Claudio's mother is from the Domecq sherry family, and Aguirre says that one day he would like become involved in wine-making. From an early age, though, his professional ambitions lay in finance. Although his father insisted that he study naval architecture, after a year of this at Madrid university he switched to economics and business. He later did an MBA at the Instituto de Empresa in Madrid, before starting work at the Banco Internacional de Comercio in 1979.
That year, foreign banks were authorized to set up offices in Spain, and in 1981 Aguirre was recruited by First Chicago. In 1982, after getting married, he moved to London to cover Spanish issuers. He helped originate and execute many of the large syndicated loans out of Spain, as well as the first swap, for Catalan energy company Enher. In 1984 he was headhunted for a similar job at Chase Manhattan.
In 1986, Chase asked Aguirre to return to Madrid to set up an investment banking unit. After two further years of capital markets transactions he was made head of Chase's business in Spain. But he soon found the job "too bureaucratic". So he jumped at an offer from Goldman Sachs to help start its investment banking presence in Spain, where he set about building an M&A team.
At the end of his first year there, Goldman was hired by Banesto to devise its defence against a takeover attempt by Banco de Bilbao, the first hostile takeover bid in Spain.

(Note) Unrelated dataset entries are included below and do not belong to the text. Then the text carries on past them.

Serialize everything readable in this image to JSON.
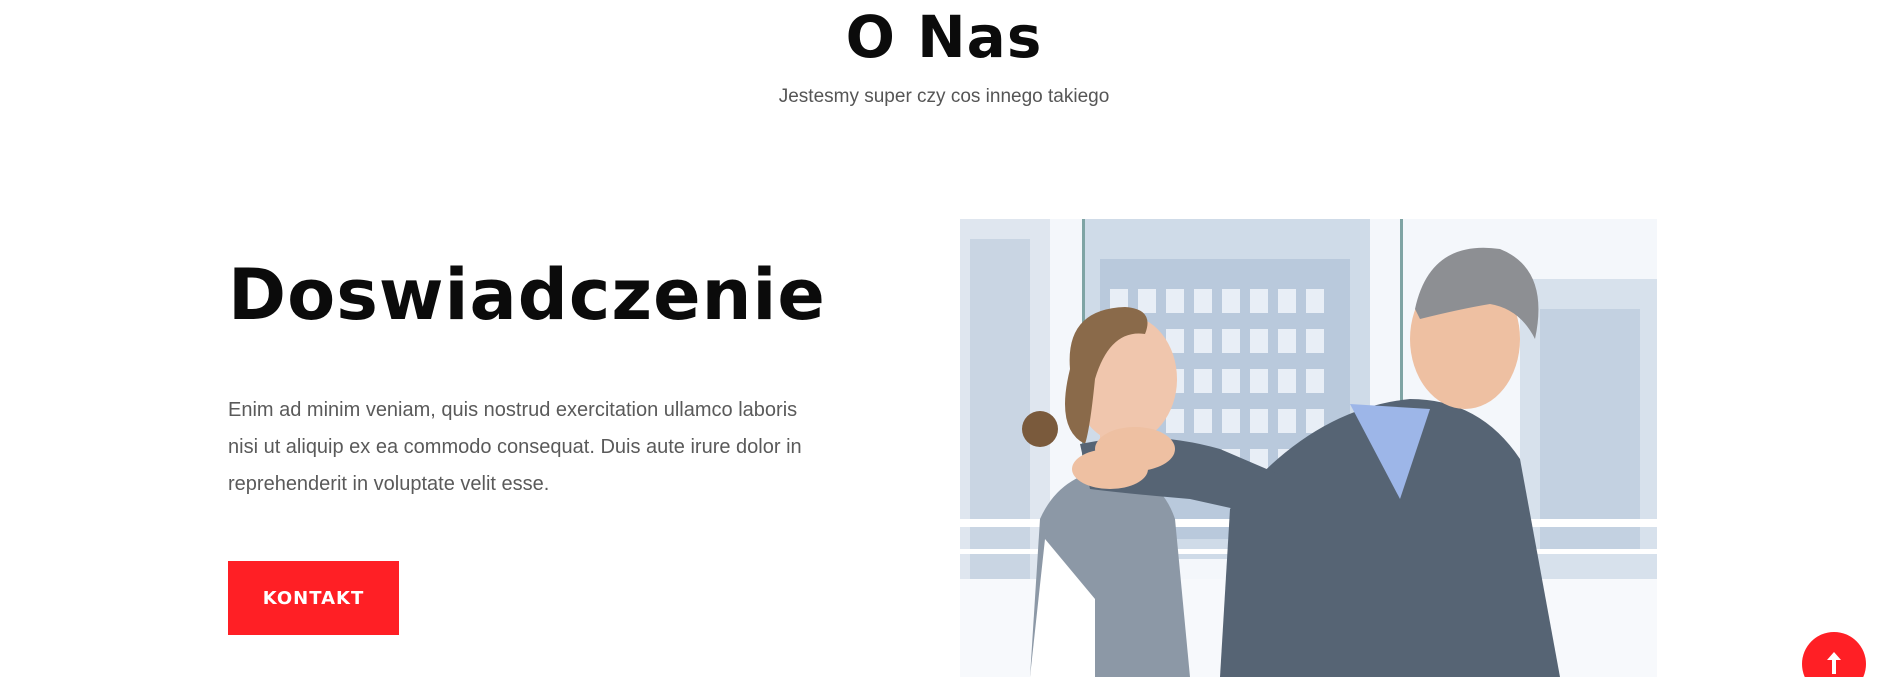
{
  "section": {
    "title": "O Nas",
    "subtitle": "Jestesmy super czy cos innego takiego"
  },
  "feature": {
    "title": "Doswiadczenie",
    "text": "Enim ad minim veniam, quis nostrud exercitation ullamco laboris nisi ut aliquip ex ea commodo consequat. Duis aute irure dolor in reprehenderit in voluptate velit esse.",
    "button_label": "KONTAKT"
  },
  "photo": {
    "icon": "office-photo"
  },
  "scroll_top": {
    "icon": "arrow-up-icon"
  },
  "colors": {
    "accent": "#ff1f25",
    "heading": "#0b0b0b",
    "body_text": "#5a5a5a"
  }
}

Aguirre also worked on many of the most prominent cross-border transactions, including the sale of brewing company Cruz Campo to Guinness and of Domecq to Allied Lyons. He also advised Endesa on its acquisition of regional electricity distribution companies.
"By 1994," he recalls, "we had an almost 100% market share in M&A and equities. I felt that having reached such a dominant position, we should move more locally and tackle the second-tier corporates. Basically, I wanted to go back to Spain and build a more local investment bank."
Goldman, however, was determined to keep running Spanish business from London, so in 1994 Aguirre joined Merrill Lynch. The move, he says, was to some extent risky. "At Goldman I had been in a very dominant position whereas at Merrill I had to start from scratch building a team." A year after he joined, though, Merrill was appointed sole global coordinator for the $750 million third tranche of Telefónica. A few months later he recommended that Merrill buy FG Inversiones.
Aguirre moved back to Spain to run it, and integrate it into Merrill Lynch. The $25 million investment soon began to look very shrewd. Three years later competitors were paying $300 million to acquire similar firms.
In 1996, the Spanish equity market boomed and, says Aguirre, "we saw incredible deal flows" as family companies went public. Merrill became the top domestic house for Spanish IPOs and by 1999 it was showing a profit of $150 million. That year Merrill was also jointly mandated with Goldman to advise Repsol - long a Goldman client - on its acquisition of Argentine oil company YPF.
At the end of 1999 Aguirre took charge of wealth management with a brief to refocus the business for very high net worth individuals. "$10 billion came in last year," he recalls, "and I thought I'd be doing the job for three or four years." But as soon as the vacancy occurred in European investment banking, chairman and chief executive David Komansky knew who he wanted to fill it